Detail of X-radiograph showing newspaper or journal lying on the ground

The phrase ‘a revelation’ arched across the centre right of the composition is equally enigmatic. It appears to relate to a sign in the shop window, possibly advertising the Revelation Suitcase Co. London, whose high-end expandable suitcases and ladies ‘Rev-robe’ cases for dresses were popular in Sydney at the time. Given Badham’s interest in verbal cues as an aid to storytelling, he may also be alluding to a parallel action or event taking place in the narrative, involving the unveiling of surprising information or facts.

Like Badham’s Travellers, The frock shop incorporates an actual suitcase, which can be seen sitting on the ground in front of the shop window. In addition to creating suspense and intrigue, the motif of the suitcase would have been loaded with connotations for contemporary viewers. For the relatively well-off, it evoked an exciting new era of travel and adventure. For those displaced from their homes by the economic crisis, struggling migrants and Jewish refugees it could symbolise dispossession, alienation and despair; a reminder of the fragility and transience of life.


Detail of X-radiograph showing suitcase in foreground

The frock shop appears to be a layered and nuanced rendering of Australian life, which would have provided a vivid insight into a specific moment in time. Why then did Badham make the remarkable decision to paint over and recycle it? Did he feel that the perspective or compositional arrangement was unsuccessful? Did it attract negative criticism? Was he unhappy with the narrative content? While the motivations of the artist may always remain a mystery, the X-ray provides a tantalising glimpse of an important painting that would otherwise be lost to Australian art history.

Raye Collins is Conservator of Paintings, National Gallery of Victoria

View work in NGV Collection online

Notes

i
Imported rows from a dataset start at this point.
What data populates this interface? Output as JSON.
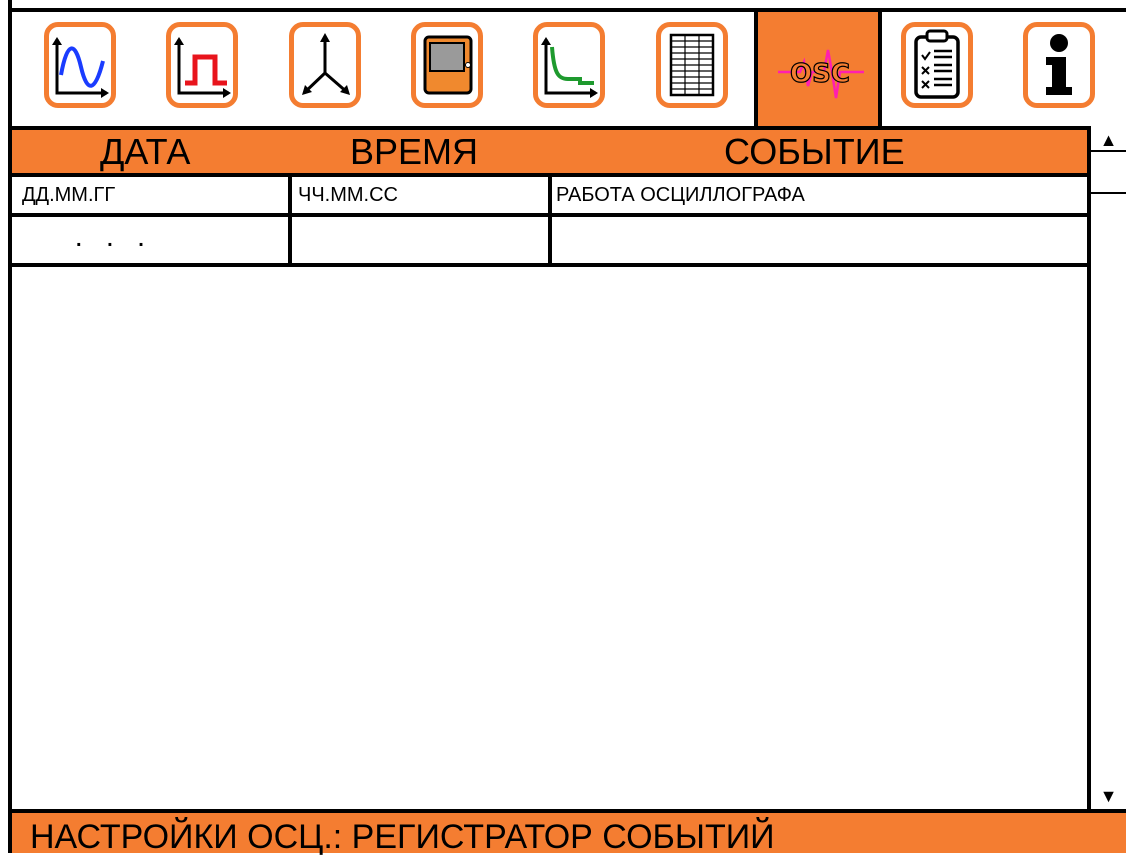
{
  "toolbar": {
    "tabs": [
      {
        "icon": "sine-wave-icon"
      },
      {
        "icon": "pulse-icon"
      },
      {
        "icon": "three-phase-vector-icon"
      },
      {
        "icon": "cabinet-icon"
      },
      {
        "icon": "decay-curve-icon"
      },
      {
        "icon": "table-icon"
      },
      {
        "icon": "osc-icon",
        "label": "OSC",
        "active": true
      },
      {
        "icon": "checklist-icon"
      },
      {
        "icon": "info-icon"
      }
    ],
    "accent": "#f47d31",
    "wave_color": "#ff1fb0"
  },
  "table": {
    "headers": [
      "ДАТА",
      "ВРЕМЯ",
      "СОБЫТИЕ"
    ],
    "rows": [
      [
        "ДД.ММ.ГГ",
        "ЧЧ.ММ.СС",
        "РАБОТА ОСЦИЛЛОГРАФА"
      ],
      [
        ". . .",
        "",
        ""
      ]
    ]
  },
  "scrollbar": {
    "up": "▲",
    "down": "▼"
  },
  "footer": {
    "status": "НАСТРОЙКИ ОСЦ.: РЕГИСТРАТОР СОБЫТИЙ"
  }
}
France, Christine, ‘Lot 13 Herbert Badham (1899-1961): Travellers 1933,’ retrieved 18 May 2020: https://www.bonhams.com/auctions/21362/lot/13/

ii

Fairfax archive of glass plate negatives, ‘Shops including Repin’s Fashion Centre and Darrods Frocks on Market Street, Sydney, ca. 1930 (picture),’ PIC/15611/15367, retrieved 18 May 2020: https://trove.nla.gov.au/. City of Sydney, ‘Plans of Sydney (Fire Underwriters), 1917-1939, Blocks 150, 151,’ retrieved 18 May 2020: https://archives.cityofsydney.nsw.gov.au/nodes/view/1709170

iii

Art Gallery of New South Wales, ‘Breakfast piece 1936,’ retrieved 18 May 2020: https://www.artgallery.nsw.gov.au/collection/works/6381/?tab=about